Citation: Evans TW, Kalambokidis MJ, Jungblut AD, Millar JL, Bauersachs T, Grotheer H, Mackey TJ, Hawes I and Summons RE (2022) Lipid Biomarkers From Microbial Mats on the McMurdo Ice Shelf, Antarctica: Signatures for Life in the Cryosphere. Front. Microbiol. 13:903621. doi: 10.3389/fmicb.2022.903621
Received: 24 March 2022; Accepted: 11 May 2022;
Published: 10 June 2022.
Edited by:Philippe M. Oger, UMR 5240 Microbiologie, Adaptation et Pathogénie (MAP), France
Reviewed by:François Joseph Guyot, Muséum National d’Histoire Naturelle, France
Guillemette Ménot, Université de Lyon, France
Copyright © 2022 Evans, Kalambokidis, Jungblut, Millar, Bauersachs, Grotheer, Mackey, Hawes and Summons. This is an open-access article distributed under the terms of the Creative Commons Attribution License (CC BY). The use, distribution or reproduction in other forums is permitted, provided the original author(s) and the copyright owner(s) are credited and that the original publication in this journal is cited, in accordance with accepted academic practice.

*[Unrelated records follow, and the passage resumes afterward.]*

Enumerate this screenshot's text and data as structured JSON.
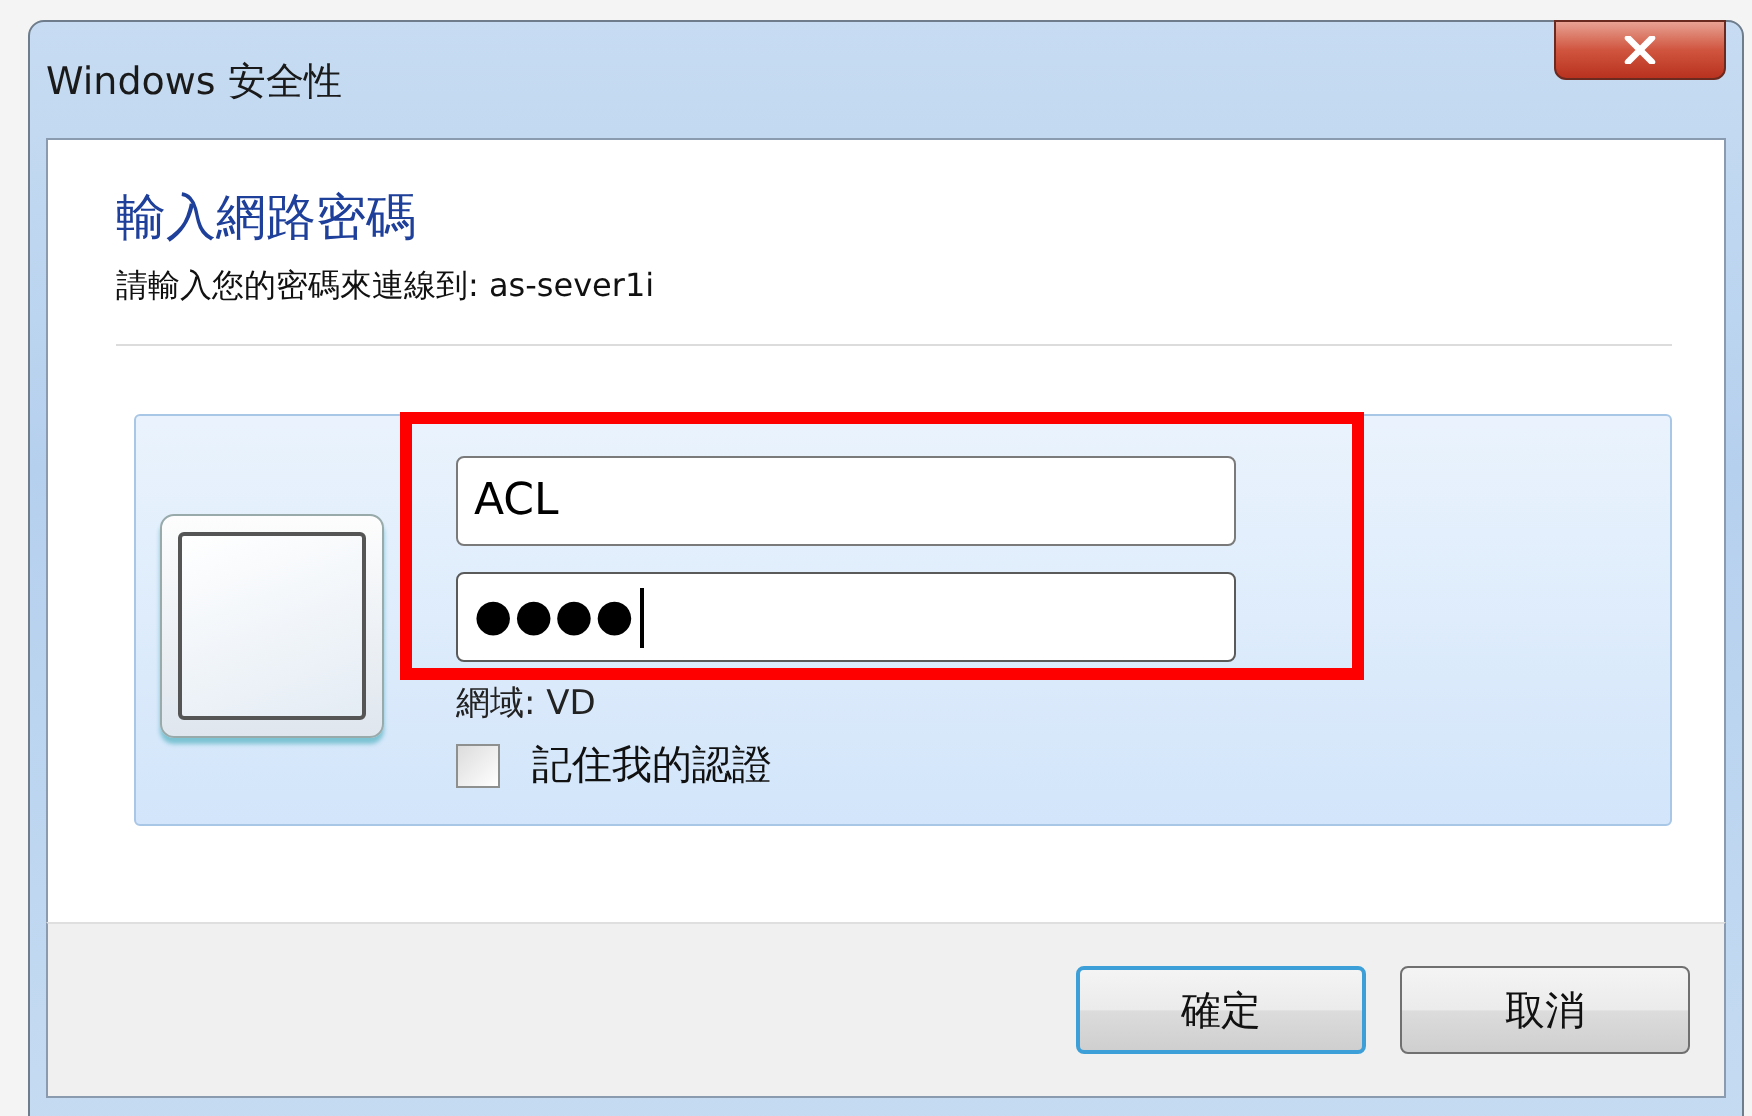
{
  "window": {
    "title": "Windows 安全性"
  },
  "heading": "輸入網路密碼",
  "subtitle": "請輸入您的密碼來連線到: as-sever1i",
  "credentials": {
    "username": "ACL",
    "password": "●●●●",
    "password_focused": true,
    "domain": "網域: VD",
    "remember": {
      "label": "記住我的認證",
      "checked": false
    }
  },
  "annotation": {
    "kind": "highlight"
  },
  "buttons": [
    {
      "label": "確定",
      "default": true
    },
    {
      "label": "取消",
      "default": false
    }
  ]
}
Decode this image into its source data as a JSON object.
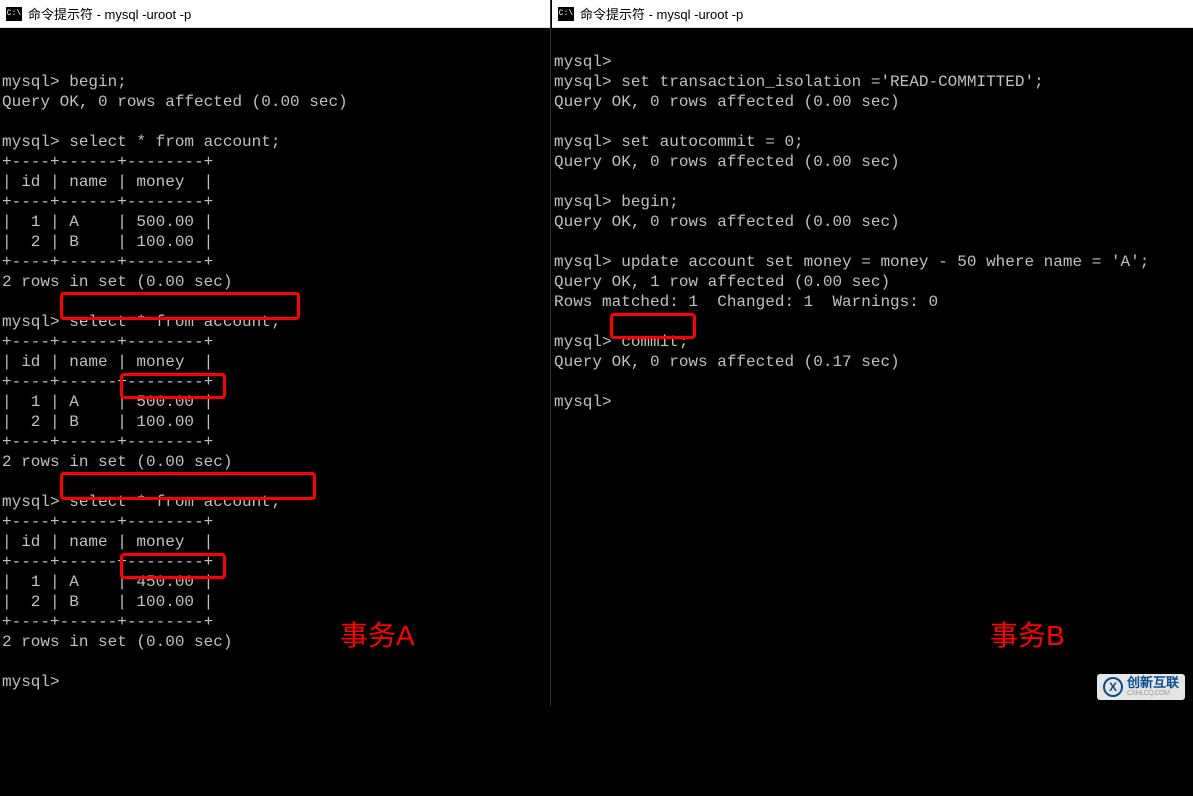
{
  "left": {
    "title": "命令提示符 - mysql  -uroot -p",
    "iconText": "C:\\",
    "lines": {
      "l1": "mysql> begin;",
      "l2": "Query OK, 0 rows affected (0.00 sec)",
      "l3": "",
      "l4": "mysql> select * from account;",
      "l5": "+----+------+--------+",
      "l6": "| id | name | money  |",
      "l7": "+----+------+--------+",
      "l8": "|  1 | A    | 500.00 |",
      "l9": "|  2 | B    | 100.00 |",
      "l10": "+----+------+--------+",
      "l11": "2 rows in set (0.00 sec)",
      "l12": "",
      "l13": "mysql> select * from account;",
      "l14": "+----+------+--------+",
      "l15": "| id | name | money  |",
      "l16": "+----+------+--------+",
      "l17": "|  1 | A    | 500.00 |",
      "l18": "|  2 | B    | 100.00 |",
      "l19": "+----+------+--------+",
      "l20": "2 rows in set (0.00 sec)",
      "l21": "",
      "l22": "mysql> select * from account;",
      "l23": "+----+------+--------+",
      "l24": "| id | name | money  |",
      "l25": "+----+------+--------+",
      "l26": "|  1 | A    | 450.00 |",
      "l27": "|  2 | B    | 100.00 |",
      "l28": "+----+------+--------+",
      "l29": "2 rows in set (0.00 sec)",
      "l30": "",
      "l31": "mysql>"
    },
    "label": "事务A"
  },
  "right": {
    "title": "命令提示符 - mysql  -uroot -p",
    "iconText": "C:\\",
    "lines": {
      "r1": "mysql>",
      "r2": "mysql> set transaction_isolation ='READ-COMMITTED';",
      "r3": "Query OK, 0 rows affected (0.00 sec)",
      "r4": "",
      "r5": "mysql> set autocommit = 0;",
      "r6": "Query OK, 0 rows affected (0.00 sec)",
      "r7": "",
      "r8": "mysql> begin;",
      "r9": "Query OK, 0 rows affected (0.00 sec)",
      "r10": "",
      "r11": "mysql> update account set money = money - 50 where name = 'A';",
      "r12": "Query OK, 1 row affected (0.00 sec)",
      "r13": "Rows matched: 1  Changed: 1  Warnings: 0",
      "r14": "",
      "r15": "mysql> commit;",
      "r16": "Query OK, 0 rows affected (0.17 sec)",
      "r17": "",
      "r18": "mysql>"
    },
    "label": "事务B"
  },
  "watermark": {
    "logoChar": "X",
    "cn": "创新互联",
    "en": "CXHLCQ.COM"
  }
}
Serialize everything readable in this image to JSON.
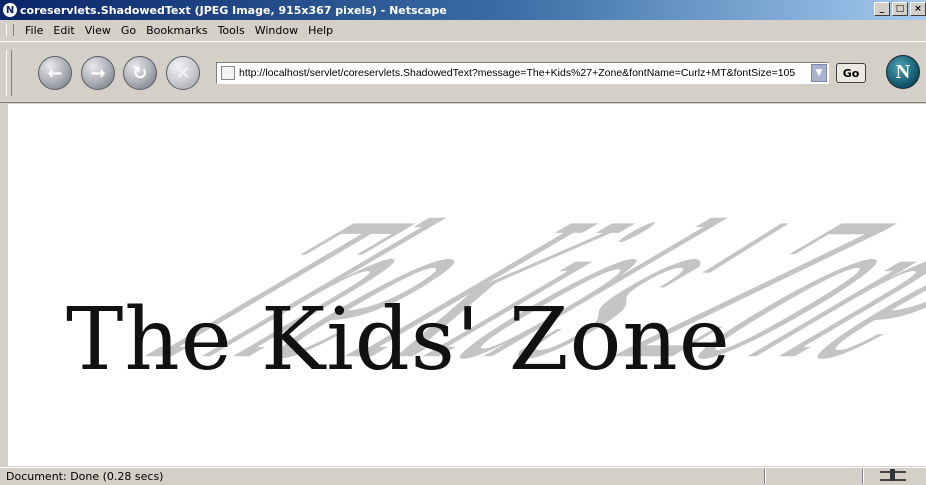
{
  "window": {
    "title": "coreservlets.ShadowedText (JPEG Image, 915x367 pixels) - Netscape",
    "app_icon": "N",
    "buttons": {
      "minimize": "_",
      "maximize": "□",
      "close": "×"
    }
  },
  "menu": {
    "items": [
      "File",
      "Edit",
      "View",
      "Go",
      "Bookmarks",
      "Tools",
      "Window",
      "Help"
    ]
  },
  "toolbar": {
    "back_icon": "arrow-left-icon",
    "forward_icon": "arrow-right-icon",
    "reload_icon": "reload-icon",
    "stop_icon": "stop-icon",
    "back_glyph": "←",
    "forward_glyph": "→",
    "reload_glyph": "↻",
    "stop_glyph": "✕",
    "url": "http://localhost/servlet/coreservlets.ShadowedText?message=The+Kids%27+Zone&fontName=Curlz+MT&fontSize=105",
    "dropdown_glyph": "▼",
    "go_label": "Go",
    "throbber_glyph": "N"
  },
  "content": {
    "message": "The Kids' Zone",
    "shadow_color": "#c4c4c4",
    "text_color": "#111111"
  },
  "status": {
    "text": "Document: Done (0.28 secs)"
  },
  "colors": {
    "titlebar_start": "#0a246a",
    "titlebar_end": "#a6caf0",
    "chrome": "#d4d0c8"
  }
}
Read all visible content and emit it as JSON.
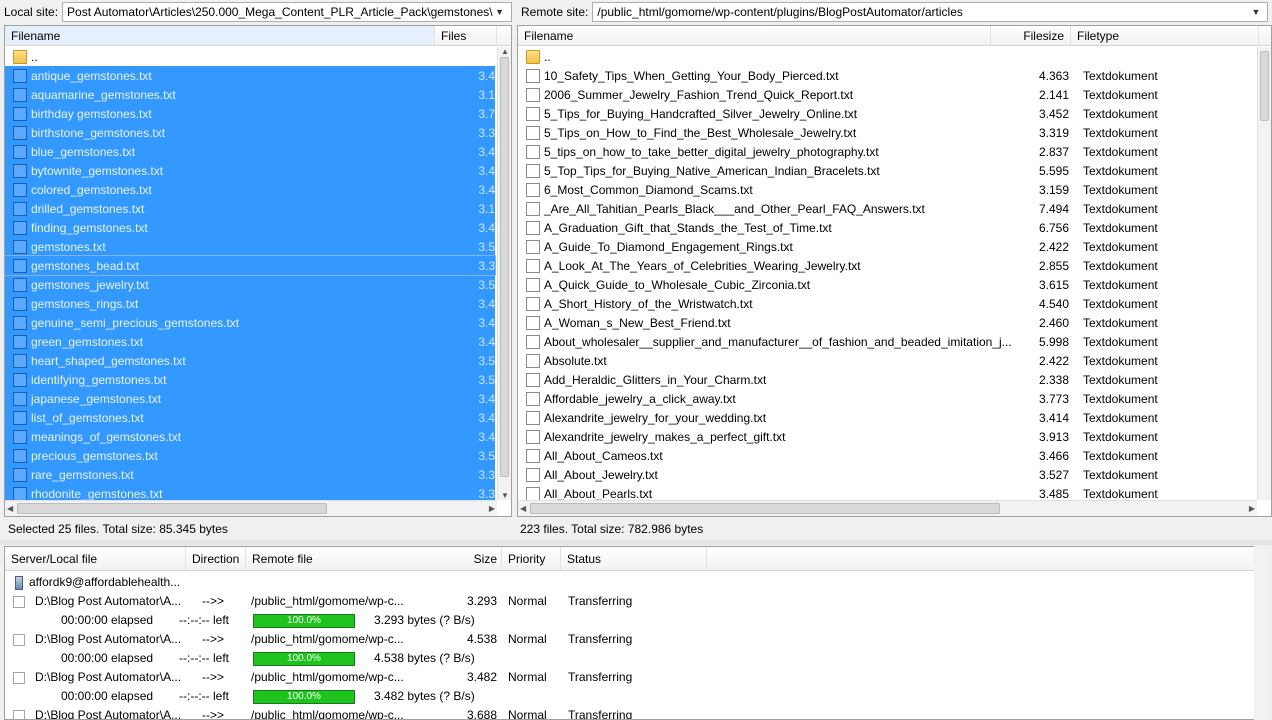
{
  "local_site": {
    "label": "Local site:",
    "path": "Post Automator\\Articles\\250.000_Mega_Content_PLR_Article_Pack\\gemstones\\"
  },
  "remote_site": {
    "label": "Remote site:",
    "path": "/public_html/gomome/wp-content/plugins/BlogPostAutomator/articles"
  },
  "local_columns": {
    "filename": "Filename",
    "filesize": "Files"
  },
  "remote_columns": {
    "filename": "Filename",
    "filesize": "Filesize",
    "filetype": "Filetype"
  },
  "local_files": [
    {
      "name": "..",
      "size": "",
      "type": "folder"
    },
    {
      "name": "antique_gemstones.txt",
      "size": "3.4",
      "sel": true
    },
    {
      "name": "aquamarine_gemstones.txt",
      "size": "3.1",
      "sel": true
    },
    {
      "name": "birthday gemstones.txt",
      "size": "3.7",
      "sel": true
    },
    {
      "name": "birthstone_gemstones.txt",
      "size": "3.3",
      "sel": true
    },
    {
      "name": "blue_gemstones.txt",
      "size": "3.4",
      "sel": true
    },
    {
      "name": "bytownite_gemstones.txt",
      "size": "3.4",
      "sel": true
    },
    {
      "name": "colored_gemstones.txt",
      "size": "3.4",
      "sel": true
    },
    {
      "name": "drilled_gemstones.txt",
      "size": "3.1",
      "sel": true
    },
    {
      "name": "finding_gemstones.txt",
      "size": "3.4",
      "sel": true
    },
    {
      "name": "gemstones.txt",
      "size": "3.5",
      "sel": true
    },
    {
      "name": "gemstones_bead.txt",
      "size": "3.3",
      "sel": true,
      "hover": true
    },
    {
      "name": "gemstones_jewelry.txt",
      "size": "3.5",
      "sel": true
    },
    {
      "name": "gemstones_rings.txt",
      "size": "3.4",
      "sel": true
    },
    {
      "name": "genuine_semi_precious_gemstones.txt",
      "size": "3.4",
      "sel": true
    },
    {
      "name": "green_gemstones.txt",
      "size": "3.4",
      "sel": true
    },
    {
      "name": "heart_shaped_gemstones.txt",
      "size": "3.5",
      "sel": true
    },
    {
      "name": "identifying_gemstones.txt",
      "size": "3.5",
      "sel": true
    },
    {
      "name": "japanese_gemstones.txt",
      "size": "3.4",
      "sel": true
    },
    {
      "name": "list_of_gemstones.txt",
      "size": "3.4",
      "sel": true
    },
    {
      "name": "meanings_of_gemstones.txt",
      "size": "3.4",
      "sel": true
    },
    {
      "name": "precious_gemstones.txt",
      "size": "3.5",
      "sel": true
    },
    {
      "name": "rare_gemstones.txt",
      "size": "3.3",
      "sel": true
    },
    {
      "name": "rhodonite_gemstones.txt",
      "size": "3.3",
      "sel": true
    }
  ],
  "remote_files": [
    {
      "name": "..",
      "size": "",
      "type": "",
      "folder": true
    },
    {
      "name": "10_Safety_Tips_When_Getting_Your_Body_Pierced.txt",
      "size": "4.363",
      "type": "Textdokument"
    },
    {
      "name": "2006_Summer_Jewelry_Fashion_Trend_Quick_Report.txt",
      "size": "2.141",
      "type": "Textdokument"
    },
    {
      "name": "5_Tips_for_Buying_Handcrafted_Silver_Jewelry_Online.txt",
      "size": "3.452",
      "type": "Textdokument"
    },
    {
      "name": "5_Tips_on_How_to_Find_the_Best_Wholesale_Jewelry.txt",
      "size": "3.319",
      "type": "Textdokument"
    },
    {
      "name": "5_tips_on_how_to_take_better_digital_jewelry_photography.txt",
      "size": "2.837",
      "type": "Textdokument"
    },
    {
      "name": "5_Top_Tips_for_Buying_Native_American_Indian_Bracelets.txt",
      "size": "5.595",
      "type": "Textdokument"
    },
    {
      "name": "6_Most_Common_Diamond_Scams.txt",
      "size": "3.159",
      "type": "Textdokument"
    },
    {
      "name": "_Are_All_Tahitian_Pearls_Black___and_Other_Pearl_FAQ_Answers.txt",
      "size": "7.494",
      "type": "Textdokument"
    },
    {
      "name": "A_Graduation_Gift_that_Stands_the_Test_of_Time.txt",
      "size": "6.756",
      "type": "Textdokument"
    },
    {
      "name": "A_Guide_To_Diamond_Engagement_Rings.txt",
      "size": "2.422",
      "type": "Textdokument"
    },
    {
      "name": "A_Look_At_The_Years_of_Celebrities_Wearing_Jewelry.txt",
      "size": "2.855",
      "type": "Textdokument"
    },
    {
      "name": "A_Quick_Guide_to_Wholesale_Cubic_Zirconia.txt",
      "size": "3.615",
      "type": "Textdokument"
    },
    {
      "name": "A_Short_History_of_the_Wristwatch.txt",
      "size": "4.540",
      "type": "Textdokument"
    },
    {
      "name": "A_Woman_s_New_Best_Friend.txt",
      "size": "2.460",
      "type": "Textdokument"
    },
    {
      "name": "About_wholesaler__supplier_and_manufacturer__of_fashion_and_beaded_imitation_j...",
      "size": "5.998",
      "type": "Textdokument"
    },
    {
      "name": "Absolute.txt",
      "size": "2.422",
      "type": "Textdokument"
    },
    {
      "name": "Add_Heraldic_Glitters_in_Your_Charm.txt",
      "size": "2.338",
      "type": "Textdokument"
    },
    {
      "name": "Affordable_jewelry_a_click_away.txt",
      "size": "3.773",
      "type": "Textdokument"
    },
    {
      "name": "Alexandrite_jewelry_for_your_wedding.txt",
      "size": "3.414",
      "type": "Textdokument"
    },
    {
      "name": "Alexandrite_jewelry_makes_a_perfect_gift.txt",
      "size": "3.913",
      "type": "Textdokument"
    },
    {
      "name": "All_About_Cameos.txt",
      "size": "3.466",
      "type": "Textdokument"
    },
    {
      "name": "All_About_Jewelry.txt",
      "size": "3.527",
      "type": "Textdokument"
    },
    {
      "name": "All_About_Pearls.txt",
      "size": "3.485",
      "type": "Textdokument"
    }
  ],
  "local_status": "Selected 25 files. Total size: 85.345 bytes",
  "remote_status": "223 files. Total size: 782.986 bytes",
  "queue_columns": {
    "server_local": "Server/Local file",
    "direction": "Direction",
    "remote_file": "Remote file",
    "size": "Size",
    "priority": "Priority",
    "status": "Status"
  },
  "queue_server": "affordk9@affordablehealth...",
  "queue_items": [
    {
      "local": "D:\\Blog Post Automator\\A...",
      "dir": "-->>",
      "remote": "/public_html/gomome/wp-c...",
      "size": "3.293",
      "priority": "Normal",
      "status": "Transferring",
      "elapsed": "00:00:00 elapsed",
      "left": "--:--:-- left",
      "progress": "100.0%",
      "progress_value": 100,
      "bytes": "3.293 bytes (? B/s)"
    },
    {
      "local": "D:\\Blog Post Automator\\A...",
      "dir": "-->>",
      "remote": "/public_html/gomome/wp-c...",
      "size": "4.538",
      "priority": "Normal",
      "status": "Transferring",
      "elapsed": "00:00:00 elapsed",
      "left": "--:--:-- left",
      "progress": "100.0%",
      "progress_value": 100,
      "bytes": "4.538 bytes (? B/s)"
    },
    {
      "local": "D:\\Blog Post Automator\\A...",
      "dir": "-->>",
      "remote": "/public_html/gomome/wp-c...",
      "size": "3.482",
      "priority": "Normal",
      "status": "Transferring",
      "elapsed": "00:00:00 elapsed",
      "left": "--:--:-- left",
      "progress": "100.0%",
      "progress_value": 100,
      "bytes": "3.482 bytes (? B/s)"
    },
    {
      "local": "D:\\Blog Post Automator\\A...",
      "dir": "-->>",
      "remote": "/public_html/gomome/wp-c...",
      "size": "3.688",
      "priority": "Normal",
      "status": "Transferring"
    }
  ],
  "colors": {
    "selection": "#3399ff",
    "progress": "#1ec31e",
    "folder": "#f3c14a"
  }
}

No use, distribution or reproduction is permitted which does not comply with these terms.
*Correspondence: Roger E. Summons, firstname.lastname@example.org; Thomas W. Evans, email@example.com
†Present addresses: Thomas W. Evans, MARUM Center for Marine Environmental Sciences, Department of Geosciences, University of Bremen, Bremen, Germany; Maria J. Kalambokidis Department of Ecology, Evolution and Behavior, University of Minnesota, St. Paul, MN, United States; Tyler J. Mackey, Department of Earth and Planetary Sciences, The University of New Mexico, Albuquerque, NM, United States